Kuala Lumpur is awash with red and gold as the city gets ready to welcome the Chinese Lunar New Year.
By Deborah Tobin
Kuala Lumpur, Malaysia – February 1, 2016
The Year of the Monkey is a little over a week away and Kuala Lumpur is painting the town in glorious, glowing red and gold as the city’s malls compete to out-dazzle each other’s spectacular thematic displays.
Retailers are taking full advantage of K.L’s self-proclaimed mall culture and its love of festivals in a race to attract the most visitors during the Chinese New Year celebrations.
At Mid-Valley Megamall this year’s theme is Fortune Breeds Fortune. It’s one of the largest shopping centres in Southeast Asia and the mall’s visual displays feature giant goldfish bowls. Performances are held amid ethereal, floating goldfish.
Nor Tengku’s three young children waited patiently as a dance troupe set up props for a lion dance performance in the Centre Court of the Mid Valley Megamall. Mrs. Tengku shared her family’s plan to visit as many malls as possible over the next few weeks to enjoy the decorations and performances. “Malaysians love hanging out in malls. It’s always so hot outside. We’re here for the air conditioning, the food and the atmosphere. Sometimes we call ourselves Mallasians,” she laughed.
Sue Wong is a K.L. marketing executive. She described the competition among the malls as “friendly, but intense.” Wong added that “public expectations of the atmosphere in the malls during the Chinese New Year holidays have grown over the past few years and the malls’ visual marketing teams have responded by introducing interactive decorations like lion dances, acrobats, and musical performances.”
Last Year Pavillion Mall gained bragging rights when its 9.1 metre Golden Goat became the “biggest goat replica” according to the Malaysia Book of Records. This year Suria KLCC boasted on Twitter: “It’s official: our lantern is the tallest outdoor Chinese lantern with a steel structure, as certified by the Malaysia Book of Records!”

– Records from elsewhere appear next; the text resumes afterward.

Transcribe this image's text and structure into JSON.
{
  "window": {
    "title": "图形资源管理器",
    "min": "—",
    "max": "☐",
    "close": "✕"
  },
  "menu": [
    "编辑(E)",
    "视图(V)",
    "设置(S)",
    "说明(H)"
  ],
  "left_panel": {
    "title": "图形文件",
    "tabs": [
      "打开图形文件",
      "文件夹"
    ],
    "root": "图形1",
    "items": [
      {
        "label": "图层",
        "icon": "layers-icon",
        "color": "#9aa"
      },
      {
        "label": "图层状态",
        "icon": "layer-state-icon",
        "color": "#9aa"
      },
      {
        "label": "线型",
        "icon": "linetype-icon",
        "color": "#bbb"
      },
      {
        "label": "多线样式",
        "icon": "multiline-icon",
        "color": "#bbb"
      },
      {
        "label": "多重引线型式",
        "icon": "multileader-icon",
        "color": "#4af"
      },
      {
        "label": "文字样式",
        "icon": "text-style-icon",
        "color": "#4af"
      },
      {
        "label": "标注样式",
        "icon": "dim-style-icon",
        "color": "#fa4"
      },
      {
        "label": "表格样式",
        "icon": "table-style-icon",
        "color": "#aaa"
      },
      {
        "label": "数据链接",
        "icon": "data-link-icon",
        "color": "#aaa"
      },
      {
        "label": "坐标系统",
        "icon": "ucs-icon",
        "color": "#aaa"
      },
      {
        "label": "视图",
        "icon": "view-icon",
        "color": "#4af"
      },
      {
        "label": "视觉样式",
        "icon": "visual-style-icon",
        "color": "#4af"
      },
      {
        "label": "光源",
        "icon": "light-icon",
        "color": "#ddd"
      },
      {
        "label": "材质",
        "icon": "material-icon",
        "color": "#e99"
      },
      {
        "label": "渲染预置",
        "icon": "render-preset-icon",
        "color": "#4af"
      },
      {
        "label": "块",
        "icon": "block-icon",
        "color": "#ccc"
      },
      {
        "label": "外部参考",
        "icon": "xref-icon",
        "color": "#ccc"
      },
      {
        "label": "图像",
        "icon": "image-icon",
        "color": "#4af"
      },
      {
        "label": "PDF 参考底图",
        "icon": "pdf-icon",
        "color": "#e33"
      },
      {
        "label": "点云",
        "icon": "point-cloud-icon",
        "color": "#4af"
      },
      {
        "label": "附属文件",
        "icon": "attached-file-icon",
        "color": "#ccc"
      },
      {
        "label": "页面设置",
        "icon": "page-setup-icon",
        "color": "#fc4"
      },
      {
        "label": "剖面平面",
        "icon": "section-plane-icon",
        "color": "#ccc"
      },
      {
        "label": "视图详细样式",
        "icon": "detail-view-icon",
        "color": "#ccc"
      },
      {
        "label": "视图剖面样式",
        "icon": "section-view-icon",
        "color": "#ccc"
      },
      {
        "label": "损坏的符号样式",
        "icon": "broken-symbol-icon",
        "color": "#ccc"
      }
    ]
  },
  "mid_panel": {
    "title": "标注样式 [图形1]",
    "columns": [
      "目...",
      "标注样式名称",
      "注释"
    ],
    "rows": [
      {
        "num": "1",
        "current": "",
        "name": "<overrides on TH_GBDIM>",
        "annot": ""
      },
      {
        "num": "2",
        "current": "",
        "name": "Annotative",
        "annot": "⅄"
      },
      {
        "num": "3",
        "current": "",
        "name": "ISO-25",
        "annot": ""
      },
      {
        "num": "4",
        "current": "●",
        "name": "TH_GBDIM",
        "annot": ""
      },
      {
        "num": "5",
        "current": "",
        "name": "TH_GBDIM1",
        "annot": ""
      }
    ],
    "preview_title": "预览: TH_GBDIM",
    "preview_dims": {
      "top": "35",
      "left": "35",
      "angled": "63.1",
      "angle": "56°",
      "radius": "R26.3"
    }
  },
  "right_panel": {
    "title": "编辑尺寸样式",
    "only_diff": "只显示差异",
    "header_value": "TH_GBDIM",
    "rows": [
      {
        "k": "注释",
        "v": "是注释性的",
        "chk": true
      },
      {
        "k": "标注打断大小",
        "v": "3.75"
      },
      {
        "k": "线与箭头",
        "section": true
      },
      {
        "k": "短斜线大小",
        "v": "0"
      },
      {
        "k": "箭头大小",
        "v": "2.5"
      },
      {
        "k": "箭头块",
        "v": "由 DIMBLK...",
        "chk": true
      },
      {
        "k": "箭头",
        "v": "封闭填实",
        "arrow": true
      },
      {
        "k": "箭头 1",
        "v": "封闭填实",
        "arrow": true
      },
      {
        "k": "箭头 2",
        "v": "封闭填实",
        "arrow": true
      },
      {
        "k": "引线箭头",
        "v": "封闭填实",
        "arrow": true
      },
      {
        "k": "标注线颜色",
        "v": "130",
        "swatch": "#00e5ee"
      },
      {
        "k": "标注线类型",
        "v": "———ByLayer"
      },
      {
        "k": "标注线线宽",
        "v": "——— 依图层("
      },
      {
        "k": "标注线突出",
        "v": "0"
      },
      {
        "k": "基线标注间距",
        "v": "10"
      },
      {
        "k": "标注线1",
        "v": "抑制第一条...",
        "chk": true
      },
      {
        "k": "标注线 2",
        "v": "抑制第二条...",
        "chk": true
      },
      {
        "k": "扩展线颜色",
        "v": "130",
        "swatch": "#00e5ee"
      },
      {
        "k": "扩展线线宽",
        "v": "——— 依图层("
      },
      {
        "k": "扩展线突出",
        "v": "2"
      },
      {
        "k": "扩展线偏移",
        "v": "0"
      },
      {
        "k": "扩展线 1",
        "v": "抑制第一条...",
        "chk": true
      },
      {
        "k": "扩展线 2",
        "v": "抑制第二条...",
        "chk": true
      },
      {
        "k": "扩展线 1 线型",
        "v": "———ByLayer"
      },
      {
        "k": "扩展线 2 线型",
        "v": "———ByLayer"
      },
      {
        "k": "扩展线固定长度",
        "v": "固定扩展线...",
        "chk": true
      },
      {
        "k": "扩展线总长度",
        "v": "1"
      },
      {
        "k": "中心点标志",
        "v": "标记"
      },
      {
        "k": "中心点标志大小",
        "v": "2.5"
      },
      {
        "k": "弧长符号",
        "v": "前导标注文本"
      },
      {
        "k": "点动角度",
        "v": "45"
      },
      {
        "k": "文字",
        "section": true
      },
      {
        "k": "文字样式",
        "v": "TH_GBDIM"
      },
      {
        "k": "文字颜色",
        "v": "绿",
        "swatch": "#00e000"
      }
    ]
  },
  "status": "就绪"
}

Pavilion Mall is inviting visitors to “behold the sight of the Auspicious Golden Monkey, standing 30 feet tall on a mountain of gold and fortune. Toss a coin into the mountain and be bestowed with good luck and fortune throughout the year.”
Kuala Lumpur is a city that embraces celebrations and the ethnically mixed population is always keen for a festival. Jason Lee, a K.L. taxi driver put it this way “we all celebrate each other’s holidays here – Christmas, Hari Raya, Deepavali, Chinese New Year, it’s all the same. K.L. just loves a party.”
The city moves seamlessly from one celebration to another. This year, the taking-down of Christmas trees and the putting-up of Chinese New Year lanterns seemed to be a synchronized operation.
Over 40 per cent of people in Greater Kuala Lumpur are Ethnic Chinese, so the annual celebration of the Lunar New Year is culturally significant to many city residents and just great fun for everyone else.